Case Two: Pacific success
This case presents experiences from several families to explore the ways PowerUP helps Pacific parents, children and families to achieve Pacific success.

Case Three: Pacific wellbeing
This case presents experiences from several families to explore how PowerUP supports Pacific wellbeing for Pacific parents, children and families.

Case Four: How PowerUP helps parents, children and families succeed in settings where unconscious bias and institutional racism exists
This case presents experiences from several families. The case explores how PowerUP supports Pacific families to achieve in learning and be effective in settings where, unconscious bias and institutional racism exists. The case illustrates how unconscious bias and institutional racism can represent a significant obstacle to Pacific success.

Oakden, J. (2020) Pacific PowerUP Plus 2019: Case Studies, Wellington. New Zealand: Ministry of Education.

Click here to access report

​PowerUP Case studies 2019

These cases show the ways that the Ministry of Education’s strong focus on developing PowerUP services with providers, using an “as Pacific” model, led to significant improvements.
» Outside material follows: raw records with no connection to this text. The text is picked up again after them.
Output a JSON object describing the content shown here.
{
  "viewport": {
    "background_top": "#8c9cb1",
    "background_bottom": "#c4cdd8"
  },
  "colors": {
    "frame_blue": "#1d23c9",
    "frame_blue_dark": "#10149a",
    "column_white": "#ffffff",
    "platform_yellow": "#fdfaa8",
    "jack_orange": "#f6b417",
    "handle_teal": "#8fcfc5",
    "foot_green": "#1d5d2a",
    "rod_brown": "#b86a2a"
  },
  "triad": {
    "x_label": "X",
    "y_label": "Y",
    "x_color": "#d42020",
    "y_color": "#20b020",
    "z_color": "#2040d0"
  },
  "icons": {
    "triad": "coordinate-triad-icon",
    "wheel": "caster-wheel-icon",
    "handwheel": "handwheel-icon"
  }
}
Changes in the way PowerUP partners delivered services and in the contracting terms and conditions enabled the programme to better serve Pacific parents, children and communities. These cases show it is possible to contract for services for Pacific communities in an authentic Pacific way.

Case One: From providers to partners – contracting “as Pacific

This case study describes the journey the Ministry of Education and the Pacific community took together to develop the PowerUP programme. It explores how changes in beliefs, expectations and values about the best ways to offer the programme were strongly influenced by PowerUP partners and the Pacific parent, family and child voice from previous evaluations (Oakden, 2017, 2018, 2019). Over time, Pacific PowerUP partners and the Ministry developed trusted partnerships as they improved PowerUP delivery options.

Case Two: Pacific visible – the story of PowerUP in Oamaru

The Pacific community in Oamaru came together to seek improved educational outcomes for their children. They made requests to the Ministry for support. This case presents their experiences of setting up and running PowerUP in Oamaru. The case describes several changes that occurred in Oamaru based on feedback from providers and parents. From Pacific parents’ active engagement in education settings and with the broader community a positive ripple effect occurred. Through PowerUP, Pacific parents, children and families became more visible in the local community in ways that benefited their educational success.

Case Three: Partnership with the Pacific churches – the Au Lotu model

This case describes the work of the Ministry in partnership with several Pacific church communities. It shows how churches created a learning community through PowerUP that is relevant to Pacific parents. The case also looks more closely at the work of the Ekalesia Faapotopotoga Kerisiano Samoa (EFKS), a leading Samoan church, in providing the PowerUP Au Lotu model. Through PowerUP delivered in EFKS settings, Pacific parents became more confident in their parenting. They gained clarity of their roles and responsibilities as leaders of learning in the family. The case also shows that parents learned better ways to engage with school and teachers to support their children’s education.